Unraveling the Rich History of Tea in Europe

Tea, a beverage that has transcended cultural boundaries and conquered the hearts of millions, boasts a rich history that stretches back thousands of years. While its roots can be traced to ancient China, it was the journey to Europe that truly transformed tea into a global phenomenon. In this exploration, we’ll delve into the origins of tea, its evolution, and its profound impact on European trade and culture.

The Roots of Tea:

The story of tea begins in China, where legend has it that Emperor Shen Nong discovered the invigorating properties of tea leaves around 2737 BCE. Initially prized for its medicinal qualities, tea soon became a staple in Chinese culture, both as a beverage and a symbol of social unity.

Tea’s Arrival in Europe:

Tea first arrived on European shores in the early 17th century, thanks to Dutch and Portuguese traders who encountered it during their voyages to the East. Initially considered an exotic luxury reserved for the elite, tea gradually gained popularity across different European nations. Catherine of Braganza, the Portuguese princess who married England’s Charles II in 1662, played a pivotal role in popularizing tea in England’s royal court.

The Rise of Tea Houses:

As the demand for tea grew, dedicated tea houses began to emerge across Europe, serving as hubs for intellectual discussions, socializing, and relaxation. These establishments became synonymous with sophistication and refined taste, attracting the upper echelons of society. Tea became more than a beverage; it became a social ritual, complete with elaborate ceremonies and fashionable tea-drinking etiquette.

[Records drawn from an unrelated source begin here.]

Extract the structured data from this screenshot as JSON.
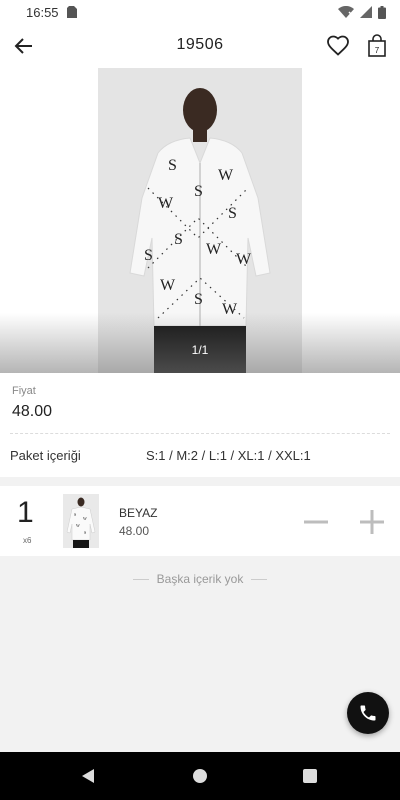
{
  "status_bar": {
    "time": "16:55"
  },
  "header": {
    "title": "19506"
  },
  "product": {
    "image_counter": "1/1",
    "price_label": "Fiyat",
    "price": "48.00",
    "package_label": "Paket içeriği",
    "package_value": "S:1 / M:2 / L:1 / XL:1 / XXL:1"
  },
  "cart_item": {
    "quantity": "1",
    "pack_size": "x6",
    "color": "BEYAZ",
    "price": "48.00"
  },
  "footer_note": "Başka içerik yok",
  "colors": {
    "accent": "#111111",
    "background": "#f2f2f2"
  }
}
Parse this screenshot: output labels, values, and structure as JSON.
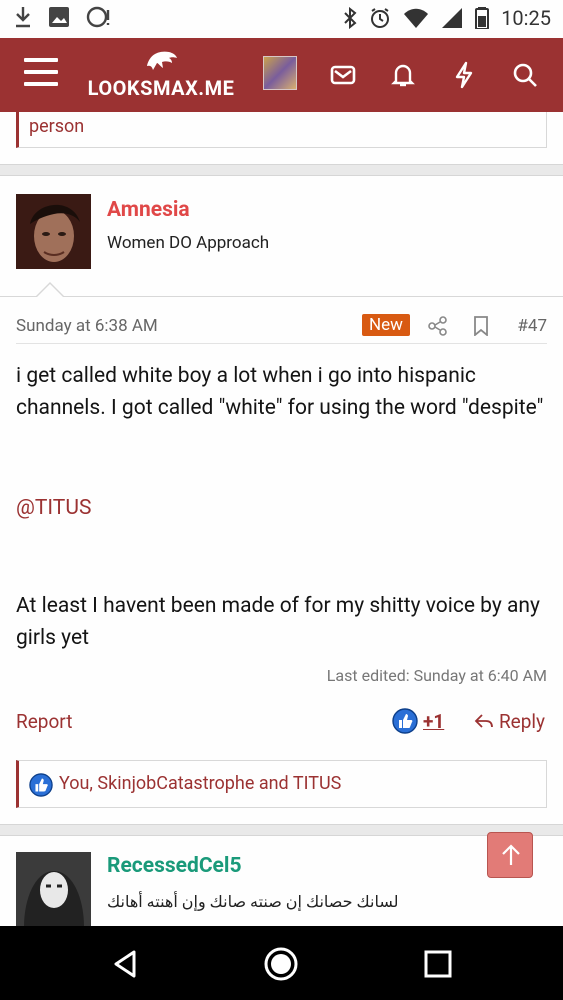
{
  "status_bar": {
    "time": "10:25",
    "left_icons": [
      "download-icon",
      "image-icon",
      "alert-cloud-icon"
    ],
    "right_icons": [
      "bluetooth-icon",
      "alarm-icon",
      "wifi-icon",
      "signal-icon",
      "battery-icon"
    ]
  },
  "app_bar": {
    "site_name": "LOOKSMAX.ME",
    "icons": [
      "menu-icon",
      "avatar",
      "inbox-icon",
      "bell-icon",
      "lightning-icon",
      "search-icon"
    ],
    "color": "#9b3232"
  },
  "previous_post": {
    "reaction_text": "person"
  },
  "post": {
    "username": "Amnesia",
    "user_title": "Women DO Approach",
    "date": "Sunday at 6:38 AM",
    "badge": "New",
    "number": "#47",
    "paragraphs": [
      "i get called white boy a lot when i go into hispanic channels. I got called \"white\" for using the word \"despite\"",
      "@TITUS",
      "At least I havent been made of for my shitty voice by any girls yet"
    ],
    "last_edited": "Last edited: Sunday at 6:40 AM",
    "actions": {
      "report": "Report",
      "like_count": "+1",
      "reply": "Reply"
    },
    "reactions_text": "You, SkinjobCatastrophe and TITUS"
  },
  "next_post": {
    "username": "RecessedCel5",
    "user_title": "لسانك حصانك إن صنته صانك وإن أهنته أهانك"
  },
  "colors": {
    "accent": "#9b3232",
    "username_red": "#e04848",
    "username_teal": "#1a9a7a",
    "new_badge": "#d85a12"
  }
}
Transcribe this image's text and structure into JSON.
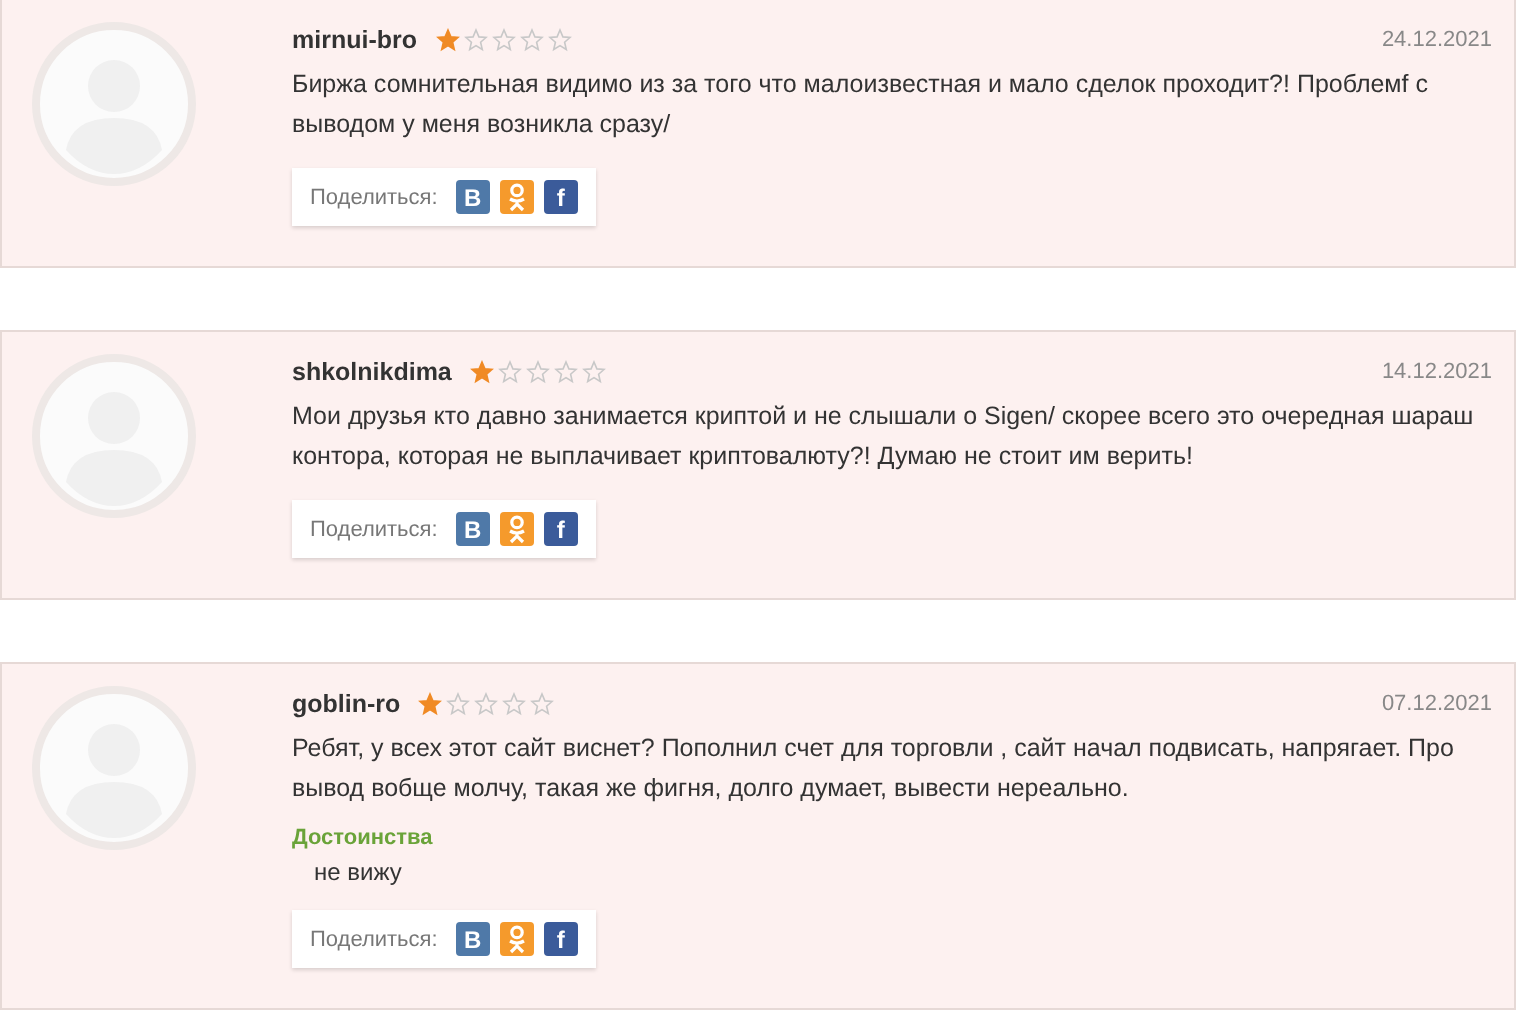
{
  "reviews": [
    {
      "author": "mirnui-bro",
      "stars": 1,
      "date": "24.12.2021",
      "text": "Биржа сомнительная видимо из за того что малоизвестная и мало сделок проходит?! Проблемf c выводом у меня возникла сразу/",
      "share": {
        "label": "Поделиться:",
        "buttons": [
          {
            "kind": "vk",
            "label": "B"
          },
          {
            "kind": "ok"
          },
          {
            "kind": "fb",
            "label": "f"
          }
        ]
      }
    },
    {
      "author": "shkolnikdima",
      "stars": 1,
      "date": "14.12.2021",
      "text": "Мои друзья кто давно занимается криптой и не слышали о Sigen/ скорее всего это очередная шараш контора, которая не выплачивает криптовалюту?! Думаю не стоит им верить!",
      "share": {
        "label": "Поделиться:",
        "buttons": [
          {
            "kind": "vk",
            "label": "B"
          },
          {
            "kind": "ok"
          },
          {
            "kind": "fb",
            "label": "f"
          }
        ]
      }
    },
    {
      "author": "goblin-ro",
      "stars": 1,
      "date": "07.12.2021",
      "text": "Ребят, у всех этот сайт виснет? Пополнил счет для торговли , сайт начал подвисать, напрягает. Про вывод вобще молчу, такая же фигня, долго думает, вывести нереально.",
      "pros": {
        "title": "Достоинства",
        "text": "не вижу"
      },
      "share": {
        "label": "Поделиться:",
        "buttons": [
          {
            "kind": "vk",
            "label": "B"
          },
          {
            "kind": "ok"
          },
          {
            "kind": "fb",
            "label": "f"
          }
        ]
      }
    }
  ]
}
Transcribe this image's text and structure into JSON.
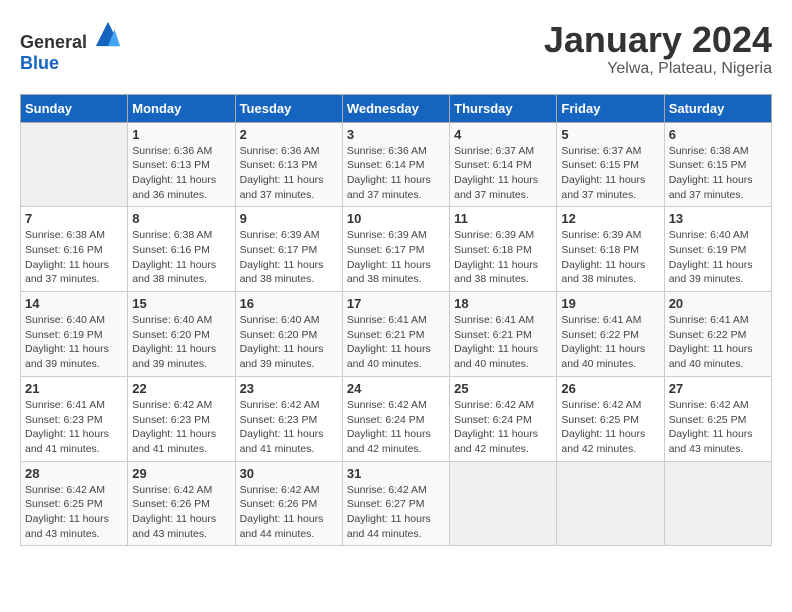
{
  "logo": {
    "text_general": "General",
    "text_blue": "Blue"
  },
  "title": "January 2024",
  "subtitle": "Yelwa, Plateau, Nigeria",
  "headers": [
    "Sunday",
    "Monday",
    "Tuesday",
    "Wednesday",
    "Thursday",
    "Friday",
    "Saturday"
  ],
  "weeks": [
    [
      {
        "day": "",
        "sunrise": "",
        "sunset": "",
        "daylight": ""
      },
      {
        "day": "1",
        "sunrise": "Sunrise: 6:36 AM",
        "sunset": "Sunset: 6:13 PM",
        "daylight": "Daylight: 11 hours and 36 minutes."
      },
      {
        "day": "2",
        "sunrise": "Sunrise: 6:36 AM",
        "sunset": "Sunset: 6:13 PM",
        "daylight": "Daylight: 11 hours and 37 minutes."
      },
      {
        "day": "3",
        "sunrise": "Sunrise: 6:36 AM",
        "sunset": "Sunset: 6:14 PM",
        "daylight": "Daylight: 11 hours and 37 minutes."
      },
      {
        "day": "4",
        "sunrise": "Sunrise: 6:37 AM",
        "sunset": "Sunset: 6:14 PM",
        "daylight": "Daylight: 11 hours and 37 minutes."
      },
      {
        "day": "5",
        "sunrise": "Sunrise: 6:37 AM",
        "sunset": "Sunset: 6:15 PM",
        "daylight": "Daylight: 11 hours and 37 minutes."
      },
      {
        "day": "6",
        "sunrise": "Sunrise: 6:38 AM",
        "sunset": "Sunset: 6:15 PM",
        "daylight": "Daylight: 11 hours and 37 minutes."
      }
    ],
    [
      {
        "day": "7",
        "sunrise": "Sunrise: 6:38 AM",
        "sunset": "Sunset: 6:16 PM",
        "daylight": "Daylight: 11 hours and 37 minutes."
      },
      {
        "day": "8",
        "sunrise": "Sunrise: 6:38 AM",
        "sunset": "Sunset: 6:16 PM",
        "daylight": "Daylight: 11 hours and 38 minutes."
      },
      {
        "day": "9",
        "sunrise": "Sunrise: 6:39 AM",
        "sunset": "Sunset: 6:17 PM",
        "daylight": "Daylight: 11 hours and 38 minutes."
      },
      {
        "day": "10",
        "sunrise": "Sunrise: 6:39 AM",
        "sunset": "Sunset: 6:17 PM",
        "daylight": "Daylight: 11 hours and 38 minutes."
      },
      {
        "day": "11",
        "sunrise": "Sunrise: 6:39 AM",
        "sunset": "Sunset: 6:18 PM",
        "daylight": "Daylight: 11 hours and 38 minutes."
      },
      {
        "day": "12",
        "sunrise": "Sunrise: 6:39 AM",
        "sunset": "Sunset: 6:18 PM",
        "daylight": "Daylight: 11 hours and 38 minutes."
      },
      {
        "day": "13",
        "sunrise": "Sunrise: 6:40 AM",
        "sunset": "Sunset: 6:19 PM",
        "daylight": "Daylight: 11 hours and 39 minutes."
      }
    ],
    [
      {
        "day": "14",
        "sunrise": "Sunrise: 6:40 AM",
        "sunset": "Sunset: 6:19 PM",
        "daylight": "Daylight: 11 hours and 39 minutes."
      },
      {
        "day": "15",
        "sunrise": "Sunrise: 6:40 AM",
        "sunset": "Sunset: 6:20 PM",
        "daylight": "Daylight: 11 hours and 39 minutes."
      },
      {
        "day": "16",
        "sunrise": "Sunrise: 6:40 AM",
        "sunset": "Sunset: 6:20 PM",
        "daylight": "Daylight: 11 hours and 39 minutes."
      },
      {
        "day": "17",
        "sunrise": "Sunrise: 6:41 AM",
        "sunset": "Sunset: 6:21 PM",
        "daylight": "Daylight: 11 hours and 40 minutes."
      },
      {
        "day": "18",
        "sunrise": "Sunrise: 6:41 AM",
        "sunset": "Sunset: 6:21 PM",
        "daylight": "Daylight: 11 hours and 40 minutes."
      },
      {
        "day": "19",
        "sunrise": "Sunrise: 6:41 AM",
        "sunset": "Sunset: 6:22 PM",
        "daylight": "Daylight: 11 hours and 40 minutes."
      },
      {
        "day": "20",
        "sunrise": "Sunrise: 6:41 AM",
        "sunset": "Sunset: 6:22 PM",
        "daylight": "Daylight: 11 hours and 40 minutes."
      }
    ],
    [
      {
        "day": "21",
        "sunrise": "Sunrise: 6:41 AM",
        "sunset": "Sunset: 6:23 PM",
        "daylight": "Daylight: 11 hours and 41 minutes."
      },
      {
        "day": "22",
        "sunrise": "Sunrise: 6:42 AM",
        "sunset": "Sunset: 6:23 PM",
        "daylight": "Daylight: 11 hours and 41 minutes."
      },
      {
        "day": "23",
        "sunrise": "Sunrise: 6:42 AM",
        "sunset": "Sunset: 6:23 PM",
        "daylight": "Daylight: 11 hours and 41 minutes."
      },
      {
        "day": "24",
        "sunrise": "Sunrise: 6:42 AM",
        "sunset": "Sunset: 6:24 PM",
        "daylight": "Daylight: 11 hours and 42 minutes."
      },
      {
        "day": "25",
        "sunrise": "Sunrise: 6:42 AM",
        "sunset": "Sunset: 6:24 PM",
        "daylight": "Daylight: 11 hours and 42 minutes."
      },
      {
        "day": "26",
        "sunrise": "Sunrise: 6:42 AM",
        "sunset": "Sunset: 6:25 PM",
        "daylight": "Daylight: 11 hours and 42 minutes."
      },
      {
        "day": "27",
        "sunrise": "Sunrise: 6:42 AM",
        "sunset": "Sunset: 6:25 PM",
        "daylight": "Daylight: 11 hours and 43 minutes."
      }
    ],
    [
      {
        "day": "28",
        "sunrise": "Sunrise: 6:42 AM",
        "sunset": "Sunset: 6:25 PM",
        "daylight": "Daylight: 11 hours and 43 minutes."
      },
      {
        "day": "29",
        "sunrise": "Sunrise: 6:42 AM",
        "sunset": "Sunset: 6:26 PM",
        "daylight": "Daylight: 11 hours and 43 minutes."
      },
      {
        "day": "30",
        "sunrise": "Sunrise: 6:42 AM",
        "sunset": "Sunset: 6:26 PM",
        "daylight": "Daylight: 11 hours and 44 minutes."
      },
      {
        "day": "31",
        "sunrise": "Sunrise: 6:42 AM",
        "sunset": "Sunset: 6:27 PM",
        "daylight": "Daylight: 11 hours and 44 minutes."
      },
      {
        "day": "",
        "sunrise": "",
        "sunset": "",
        "daylight": ""
      },
      {
        "day": "",
        "sunrise": "",
        "sunset": "",
        "daylight": ""
      },
      {
        "day": "",
        "sunrise": "",
        "sunset": "",
        "daylight": ""
      }
    ]
  ]
}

The Impact on European Trade:

Tea’s popularity spurred a significant transformation in European trade dynamics. The British East India Company, established in the early 17th century, played a crucial role in the tea trade between China and Europe. The demand for tea led to the establishment of trade routes, tea plantations, and increased economic ties between the East and the West. The infamous Opium Wars, fought in the mid-19th century, were, in part, a consequence of the British desire to balance their tea trade deficit with China.

Tea and European Culture:

Tea became deeply ingrained in European culture, influencing art, literature, and fashion. The elegance associated with tea-drinking found expression in paintings, poetry, and the design of tea sets. In the 18th century, porcelain tea sets, adorned with intricate patterns and scenes from Chinese landscapes, became highly coveted status symbols.

Tea Time Tradition:

The quintessential English tradition of “afternoon tea” originated in the mid-19th century, popularized by Anna, the Duchess of Bedford. This delightful ritual involved serving tea and light snacks between lunch and dinner, creating a charming social occasion that endures to this day. The custom of afternoon tea became a symbol of refined manners and hospitality.


Tea, once a well-kept secret in the Far East, embarked on a transformative journey that took it across continents and oceans, eventually becoming an integral part of European culture. From its arrival in the 17th century to the development of tea-drinking rituals and the profound impact on global trade, tea’s history in Europe is a fascinating tale of cultural exchange and integration. As we sip our favorite brew today, let us appreciate the centuries of history and tradition that have shaped the comforting embrace of a simple cup of tea.